WORK INSTRUCTIONS
State only the count of lines in the listing below that hold "pants".

RECORDS SUPPLIED
Segment Open

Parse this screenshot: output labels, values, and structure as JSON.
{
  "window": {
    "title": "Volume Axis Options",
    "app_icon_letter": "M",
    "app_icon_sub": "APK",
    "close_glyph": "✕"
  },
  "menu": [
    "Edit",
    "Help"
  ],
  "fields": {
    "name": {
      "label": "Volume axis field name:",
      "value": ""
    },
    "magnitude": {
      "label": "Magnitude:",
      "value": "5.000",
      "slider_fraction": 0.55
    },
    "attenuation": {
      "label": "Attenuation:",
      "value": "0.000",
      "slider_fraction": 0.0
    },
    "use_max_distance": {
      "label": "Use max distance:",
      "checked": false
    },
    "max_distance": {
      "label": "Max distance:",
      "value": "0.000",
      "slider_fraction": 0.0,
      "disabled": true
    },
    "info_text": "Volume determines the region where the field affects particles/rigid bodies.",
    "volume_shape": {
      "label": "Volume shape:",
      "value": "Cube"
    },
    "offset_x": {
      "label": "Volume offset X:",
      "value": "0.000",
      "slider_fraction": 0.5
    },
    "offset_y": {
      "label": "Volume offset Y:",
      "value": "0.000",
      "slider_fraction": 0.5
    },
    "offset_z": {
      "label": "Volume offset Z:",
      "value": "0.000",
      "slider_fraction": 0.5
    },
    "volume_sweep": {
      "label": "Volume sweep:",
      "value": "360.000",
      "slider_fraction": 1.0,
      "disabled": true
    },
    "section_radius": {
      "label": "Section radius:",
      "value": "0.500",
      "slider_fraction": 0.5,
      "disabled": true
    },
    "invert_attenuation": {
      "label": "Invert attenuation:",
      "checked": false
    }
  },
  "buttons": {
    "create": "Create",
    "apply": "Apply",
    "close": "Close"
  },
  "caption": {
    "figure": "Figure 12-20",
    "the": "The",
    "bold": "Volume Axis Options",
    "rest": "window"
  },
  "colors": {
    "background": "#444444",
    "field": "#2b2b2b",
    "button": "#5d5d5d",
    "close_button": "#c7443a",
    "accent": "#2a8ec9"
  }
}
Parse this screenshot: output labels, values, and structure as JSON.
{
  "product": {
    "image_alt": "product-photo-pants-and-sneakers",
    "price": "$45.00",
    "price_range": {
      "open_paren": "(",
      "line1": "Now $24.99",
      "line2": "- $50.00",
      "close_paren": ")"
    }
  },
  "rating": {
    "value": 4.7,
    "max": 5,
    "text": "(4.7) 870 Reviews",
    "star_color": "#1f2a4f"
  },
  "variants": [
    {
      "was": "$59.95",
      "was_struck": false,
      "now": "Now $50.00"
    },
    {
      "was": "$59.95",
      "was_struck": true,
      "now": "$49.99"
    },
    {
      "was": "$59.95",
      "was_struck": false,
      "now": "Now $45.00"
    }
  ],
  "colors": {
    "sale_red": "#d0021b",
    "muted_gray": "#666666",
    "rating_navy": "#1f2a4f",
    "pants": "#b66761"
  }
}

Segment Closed

TASK ANSWER
2